Back in fashion today, chlorophyll is being touted for its amazing range of health benefits, including the following.

  • Acne treatment
  • Boosting energy
  • Relieving constipation
  • Weight loss
  • Cancer prevention
  • Skin care and wound healing
  • Relieving flatulence

That seems great, right?

Sure. And research has verified that chlorophyll contains anti-inflammatory and antioxidant properties. When we use “chlorophyll drops,” though, it’s not actually chlorophyll. That beautiful, swirly green potion you see influencers dripping into crystal clear water is actually chlorophyllin, a semi-synthetic mix of compounds (sodium copper salts) derived from chlorophyll. Chlorophyllin is also available in pill and topical form. The U.S. Food and Drug Administration (FDA) says that people over 12 years old can safely consume up to 300 milligrams of chlorophyllin daily.

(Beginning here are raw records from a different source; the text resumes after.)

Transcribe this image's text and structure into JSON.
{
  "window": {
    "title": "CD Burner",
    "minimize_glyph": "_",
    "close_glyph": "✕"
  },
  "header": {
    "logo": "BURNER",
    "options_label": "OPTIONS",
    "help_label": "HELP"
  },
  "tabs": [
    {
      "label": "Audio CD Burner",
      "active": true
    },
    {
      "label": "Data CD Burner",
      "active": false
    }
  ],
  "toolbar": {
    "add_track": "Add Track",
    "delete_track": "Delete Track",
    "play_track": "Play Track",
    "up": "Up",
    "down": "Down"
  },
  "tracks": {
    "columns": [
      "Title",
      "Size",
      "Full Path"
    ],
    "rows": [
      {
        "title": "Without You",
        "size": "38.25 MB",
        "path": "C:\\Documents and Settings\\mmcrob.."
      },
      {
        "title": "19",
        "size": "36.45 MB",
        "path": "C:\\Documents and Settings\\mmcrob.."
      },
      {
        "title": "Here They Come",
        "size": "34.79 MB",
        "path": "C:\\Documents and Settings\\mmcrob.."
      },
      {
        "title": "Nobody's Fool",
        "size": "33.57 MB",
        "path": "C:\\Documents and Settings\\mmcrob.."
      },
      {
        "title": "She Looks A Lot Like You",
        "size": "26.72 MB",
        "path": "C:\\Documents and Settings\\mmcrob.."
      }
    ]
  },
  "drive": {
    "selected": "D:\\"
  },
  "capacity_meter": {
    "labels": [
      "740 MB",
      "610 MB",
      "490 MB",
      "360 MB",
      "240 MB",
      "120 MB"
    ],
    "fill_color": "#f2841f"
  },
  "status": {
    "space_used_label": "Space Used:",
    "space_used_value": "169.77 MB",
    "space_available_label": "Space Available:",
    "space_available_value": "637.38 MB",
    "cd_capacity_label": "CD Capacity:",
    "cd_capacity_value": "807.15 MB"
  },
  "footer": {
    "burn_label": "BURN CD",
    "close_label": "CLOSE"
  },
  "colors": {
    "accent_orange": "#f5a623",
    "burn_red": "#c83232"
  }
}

Lindsey Wohlford, a dietician at MD Anderson, had this to say about possible benefits of chlorophyllin. “There is some research that shows chlorophyll skin products could potentially fight acne, and there’s been very, very limited evidence about weight loss. Aside from that, we know it comes from plants and contains antioxidants. That's about the extent of what we can safely confirm.”

What about side effects?

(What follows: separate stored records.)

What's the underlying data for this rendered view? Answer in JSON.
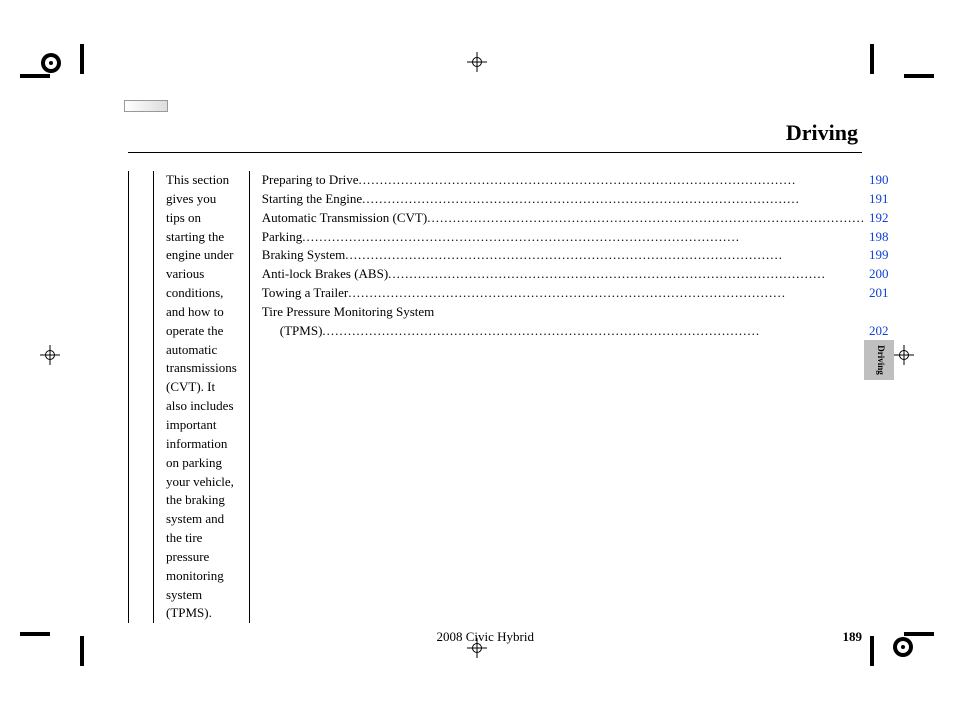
{
  "header": {
    "title": "Driving"
  },
  "intro": "This section gives you tips on starting the engine under various conditions, and how to operate the automatic transmissions (CVT). It also includes important information on parking your vehicle, the braking system and the tire pressure monitoring system (TPMS).",
  "toc": [
    {
      "label": "Preparing to Drive",
      "page": "190"
    },
    {
      "label": "Starting the Engine",
      "page": "191"
    },
    {
      "label": "Automatic Transmission (CVT)",
      "page": "192"
    },
    {
      "label": "Parking",
      "page": "198"
    },
    {
      "label": "Braking System",
      "page": "199"
    },
    {
      "label": "Anti-lock Brakes (ABS)",
      "page": "200"
    },
    {
      "label": "Towing a Trailer",
      "page": "201"
    },
    {
      "label": "Tire Pressure Monitoring System",
      "cont": "(TPMS)",
      "page": "202"
    }
  ],
  "side_tab": "Driving",
  "footer": {
    "model": "2008  Civic  Hybrid",
    "page_number": "189"
  }
}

There are some.

  • Digestive problems.
  • Diarrhea.
  • Green, yellow, or black stool, which can be mistaken for gastrointestinal bleeding.
  • Itching or burning, when applied topically.
  • Discolored tongue
  • Increased sensitivity to sunlight

Are there other ways to increase my chlorophyll intake?

Yes. The best and easiest way to include actual chlorophyll in your diet is to eat green vegetables. Spinach, alfalfa and wheatgrass are three great choices. Most juice shops offer wheatgrass shots, and they can also be found in natural grocers. Eating foods high in chlorophyll gives you the additional benefits of eating your greens, including nutrients such as iron and plenty of dietary fiber. The following are chlorophyll-rich foods.

  • Spinach
  • Collard greens
  • Mustard greens
  • Alfalfa
  • Parsley
  • Broccoli
  • Green cabbage
  • Asparagus
  • Green beans and peas
  • Matcha green tea 

What’s the bottom line?

If taking chlorophyllin protected us from cancer and diabetes, made us smell fresh, cured our acne and helped us lose those extra five pounds, it would not be a secret touted primarily by the people of TikTok. 

Chlorophyll may well have some health benefits, but it hasn’t been studied enough to know. Taking it won’t hurt you, but whether it will do everything the advertising industry says it will do definitely remains to be seen. 

More green vegetables, however, are always a good idea. For more information on different health topics, visit the INTEGRIS Health For You blog.

 

Subscribe to the INTEGRIS Health On Your Health blog

Subscribe for regular emails full of useful and interesting Oklahoma-centric health and wellness info, from the doctors and health experts at INTEGRIS Health.

Home Remedies Using Apple Cider Vinegar

Mindful Eating or Dieting: What's the Difference?

Is Sparkling Water Bad for You?